Other than that, I am happy to report that there were few other struggles. The team consisted of highly driven and intelligent individuals who were willing to give their all to see us succeed. As a notoriously antisocial person, I was happy to find some amazing new friends who it was a pleasure to work with. I have nothing but praise for my teammates—their work ethic was ironclad and they were able to overcome both personal and academic obstacles.
How will your participation in this Moot Court contribute to your future career aspirations?
The competition gave me an unrivalled practical experience, allowing me to take my first steps in the field I wish to turn into my profession. It also put me in contact with a variety of deeply interesting individuals from across the continent. Undoubtedly, getting to meet practicing lawyers and professionals in the field of human rights has helped to cement my career path.
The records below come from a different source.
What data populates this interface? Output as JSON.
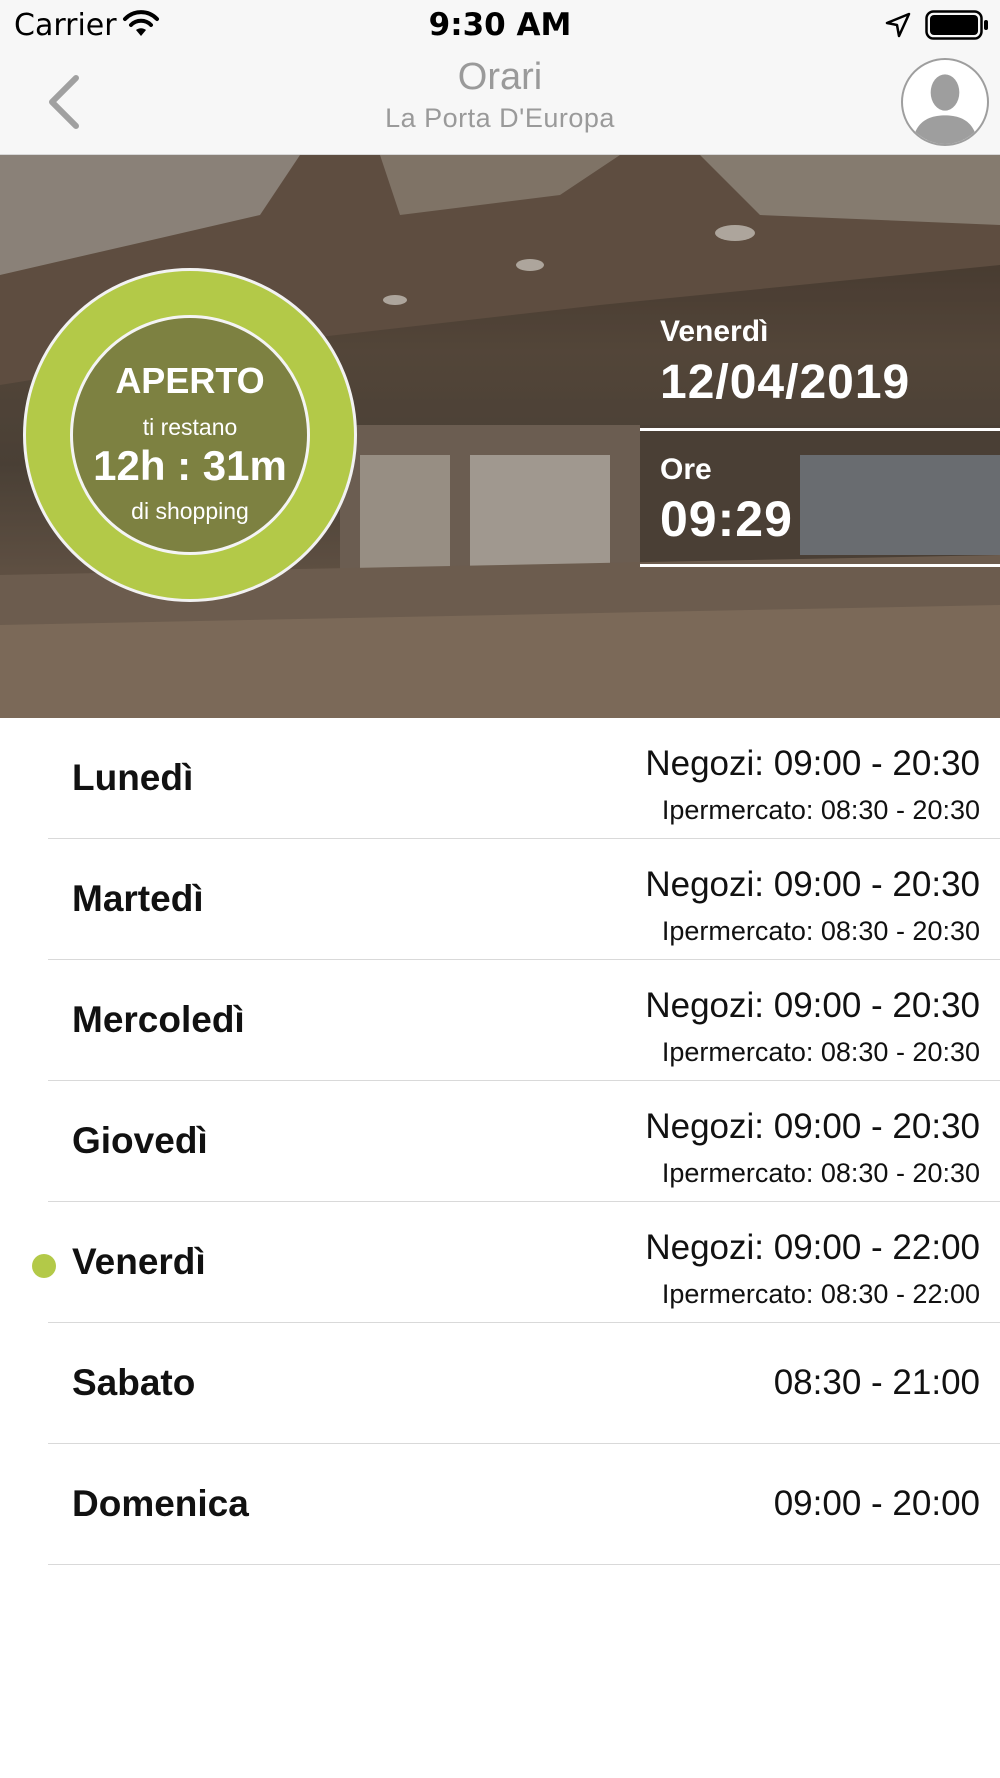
{
  "status_bar": {
    "carrier": "Carrier",
    "time": "9:30 AM",
    "icons": [
      "wifi-icon",
      "location-arrow-icon",
      "battery-icon"
    ]
  },
  "nav": {
    "back_icon": "chevron-left-icon",
    "title": "Orari",
    "subtitle": "La Porta D'Europa",
    "avatar_icon": "user-silhouette-icon"
  },
  "hero": {
    "status": "APERTO",
    "remaining_prefix": "ti restano",
    "remaining_time": "12h : 31m",
    "remaining_suffix": "di shopping",
    "day_label": "Venerdì",
    "date": "12/04/2019",
    "time_label": "Ore",
    "time": "09:29",
    "accent_color": "#b3c948"
  },
  "schedule": [
    {
      "day": "Lunedì",
      "shops": "Negozi: 09:00 - 20:30",
      "hypermarket": "Ipermercato: 08:30 - 20:30",
      "today": false
    },
    {
      "day": "Martedì",
      "shops": "Negozi: 09:00 - 20:30",
      "hypermarket": "Ipermercato: 08:30 - 20:30",
      "today": false
    },
    {
      "day": "Mercoledì",
      "shops": "Negozi: 09:00 - 20:30",
      "hypermarket": "Ipermercato: 08:30 - 20:30",
      "today": false
    },
    {
      "day": "Giovedì",
      "shops": "Negozi: 09:00 - 20:30",
      "hypermarket": "Ipermercato: 08:30 - 20:30",
      "today": false
    },
    {
      "day": "Venerdì",
      "shops": "Negozi: 09:00 - 22:00",
      "hypermarket": "Ipermercato: 08:30 - 22:00",
      "today": true
    },
    {
      "day": "Sabato",
      "hours": "08:30 - 21:00",
      "today": false
    },
    {
      "day": "Domenica",
      "hours": "09:00 - 20:00",
      "today": false
    }
  ]
}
For me, it was deeply enriching to take a break from the corporate and private sphere and meet the people who I hope will become my colleagues.
In addition, it goes without saying that when applying for postgraduate programs being a finalist in a prestigious international competition bolsters any application. I believe this will enable me to continue my legal education after graduating from IE University. If we were to win the competition, the prize of the internship at the ECHR represents a golden ticket to our professional futures.
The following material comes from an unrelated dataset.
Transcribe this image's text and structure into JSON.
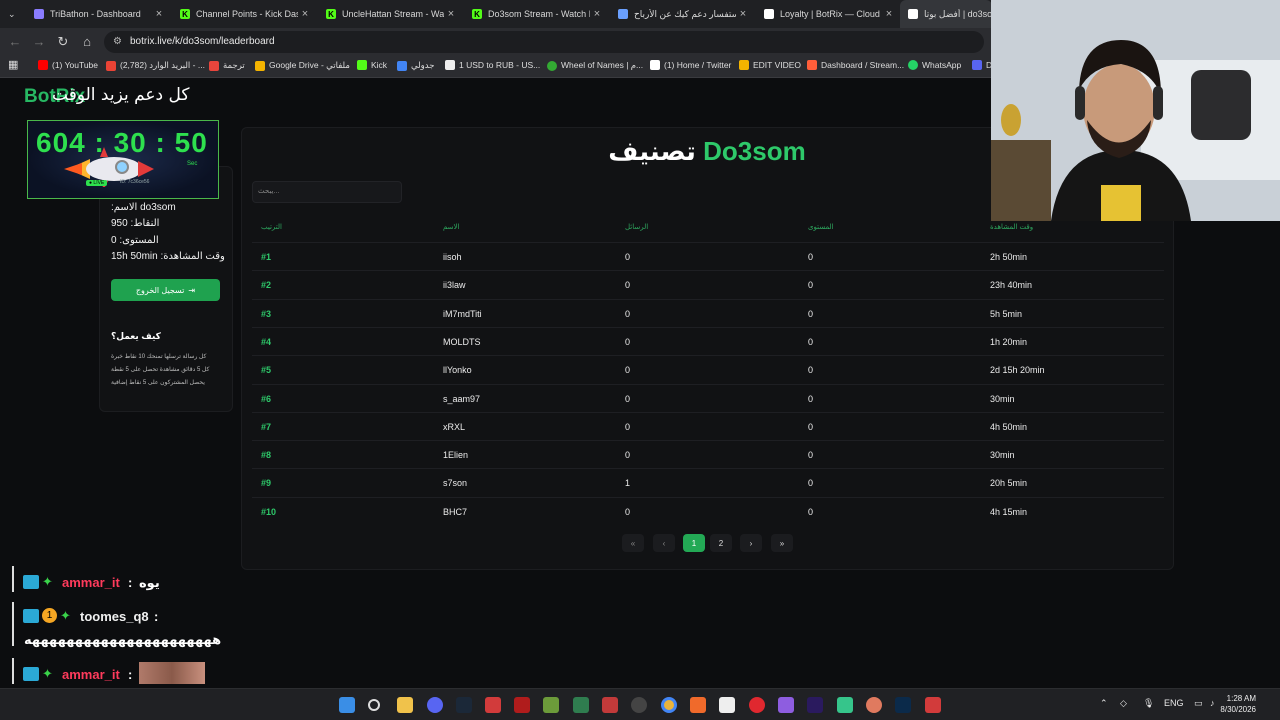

What is the key to success, and what advice would you give to other students?
I have always believed that success is a matter of priorities. I still fondly remember preparing to compete in my first karate world championships when I was 13 years old. After a long four-hour training session my Sensei (teacher) asked us one simple question: “Why are you here?” I responded that I wanted to be the best in the world at what I do. “And what are you willing to give up?” my Sensei retorted. I struggle to remember what I answered to that second question, but it has had a profound impact on who I am and what I have accomplished. It imbued me with a mindset that led me to become a world champion at the age of 14 and now continues to guide my approach, including in academics. I understand that success does not come without struggle.
If I were to offer any advice to future students partaking in the Moot Court elective, I would start by asking the same questions as my Sensei asked me nearly 10 years ago: why are you here?There are many reasons why one might choose to partake in the elective, but if you want to make it to the finals it will not come without work. This takes me to my second question: what are you willing to give up? Time and energy are finite resources, meaning that certain things will have to be sacrificed to align your priorities. You might have to forego certain social or leisure activities, or stay awake an extra couple of hours to finalize an argument. It all revolves around you—you need to establish why you’re taking part, and more importantly what success means to you.
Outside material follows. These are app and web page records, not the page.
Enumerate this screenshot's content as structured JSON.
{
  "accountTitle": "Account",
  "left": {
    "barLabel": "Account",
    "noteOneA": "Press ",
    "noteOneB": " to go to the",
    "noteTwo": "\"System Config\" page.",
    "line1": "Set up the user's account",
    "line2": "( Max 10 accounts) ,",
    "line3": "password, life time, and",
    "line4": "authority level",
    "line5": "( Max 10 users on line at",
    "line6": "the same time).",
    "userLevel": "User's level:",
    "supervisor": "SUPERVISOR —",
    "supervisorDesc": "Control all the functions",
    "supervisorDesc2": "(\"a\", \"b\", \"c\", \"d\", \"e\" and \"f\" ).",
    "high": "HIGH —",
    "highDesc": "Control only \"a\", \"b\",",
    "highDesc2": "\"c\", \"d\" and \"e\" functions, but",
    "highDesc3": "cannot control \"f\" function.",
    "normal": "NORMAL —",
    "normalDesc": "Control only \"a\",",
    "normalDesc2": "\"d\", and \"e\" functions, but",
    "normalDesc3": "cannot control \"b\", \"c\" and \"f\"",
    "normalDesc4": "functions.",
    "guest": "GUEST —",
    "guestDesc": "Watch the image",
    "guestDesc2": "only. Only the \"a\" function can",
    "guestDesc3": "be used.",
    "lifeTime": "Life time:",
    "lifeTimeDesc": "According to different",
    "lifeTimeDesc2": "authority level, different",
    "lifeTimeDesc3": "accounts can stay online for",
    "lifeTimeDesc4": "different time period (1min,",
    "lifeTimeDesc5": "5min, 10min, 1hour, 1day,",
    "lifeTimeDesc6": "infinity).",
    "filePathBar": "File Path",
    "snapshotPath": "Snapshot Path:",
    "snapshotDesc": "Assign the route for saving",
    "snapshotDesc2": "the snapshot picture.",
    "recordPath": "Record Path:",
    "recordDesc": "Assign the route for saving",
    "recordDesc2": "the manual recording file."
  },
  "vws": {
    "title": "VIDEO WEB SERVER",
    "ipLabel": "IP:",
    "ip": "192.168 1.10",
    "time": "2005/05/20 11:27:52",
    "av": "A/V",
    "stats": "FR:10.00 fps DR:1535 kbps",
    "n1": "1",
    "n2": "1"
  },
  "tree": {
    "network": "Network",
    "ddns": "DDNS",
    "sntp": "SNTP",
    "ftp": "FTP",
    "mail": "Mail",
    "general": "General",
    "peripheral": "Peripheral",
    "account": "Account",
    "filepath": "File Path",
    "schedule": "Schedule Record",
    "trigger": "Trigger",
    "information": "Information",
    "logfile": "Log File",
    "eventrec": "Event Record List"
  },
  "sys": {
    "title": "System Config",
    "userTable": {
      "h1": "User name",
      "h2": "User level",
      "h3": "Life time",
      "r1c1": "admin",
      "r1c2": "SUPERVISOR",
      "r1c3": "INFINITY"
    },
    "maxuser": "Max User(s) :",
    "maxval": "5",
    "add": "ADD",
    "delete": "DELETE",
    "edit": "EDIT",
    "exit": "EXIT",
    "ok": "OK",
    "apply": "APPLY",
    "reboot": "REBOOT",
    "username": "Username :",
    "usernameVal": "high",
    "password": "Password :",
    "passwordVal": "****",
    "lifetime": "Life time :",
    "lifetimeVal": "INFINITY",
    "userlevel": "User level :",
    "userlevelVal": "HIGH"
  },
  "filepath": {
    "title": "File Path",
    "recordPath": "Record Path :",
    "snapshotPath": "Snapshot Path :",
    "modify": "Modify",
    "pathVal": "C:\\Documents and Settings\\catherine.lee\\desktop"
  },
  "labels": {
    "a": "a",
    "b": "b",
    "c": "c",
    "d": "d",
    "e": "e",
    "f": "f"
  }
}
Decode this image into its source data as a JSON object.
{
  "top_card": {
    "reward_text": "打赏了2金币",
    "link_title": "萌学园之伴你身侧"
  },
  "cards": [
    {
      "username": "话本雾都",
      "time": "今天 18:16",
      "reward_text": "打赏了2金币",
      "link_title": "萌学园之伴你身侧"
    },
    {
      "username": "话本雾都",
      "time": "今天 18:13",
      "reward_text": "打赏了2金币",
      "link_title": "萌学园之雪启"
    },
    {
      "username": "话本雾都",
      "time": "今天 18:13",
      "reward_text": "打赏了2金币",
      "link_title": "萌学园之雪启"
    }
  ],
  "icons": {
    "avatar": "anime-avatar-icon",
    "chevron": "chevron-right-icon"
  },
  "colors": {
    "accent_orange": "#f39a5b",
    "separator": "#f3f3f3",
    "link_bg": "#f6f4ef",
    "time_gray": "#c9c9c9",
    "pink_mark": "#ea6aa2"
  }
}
In my eyes, the Human Rights Moot Court Competition has not only been a success because we’re going through to the final round. It was a success because I’ve rekindled my fire. I was able to work on something I love with amazing people, and I had an experience that will stay with me forever. I’ve emphasized the sacrifice that is necessary to succeed in a competition like this, but I cannot understate the fulfillment one feels when you rest your case, turn to your team, and smile.
Ecab and the IE University Moot Court team now look forward to competing in the final round of the competition, where they will face their most demanding challenge yet. With the unwavering support of their coaches and continued dedication, IE University is confident that the Moot Court team will excel in the last round as they continue to develop as promising human rights lawyers. We wish Ecab and the team every success!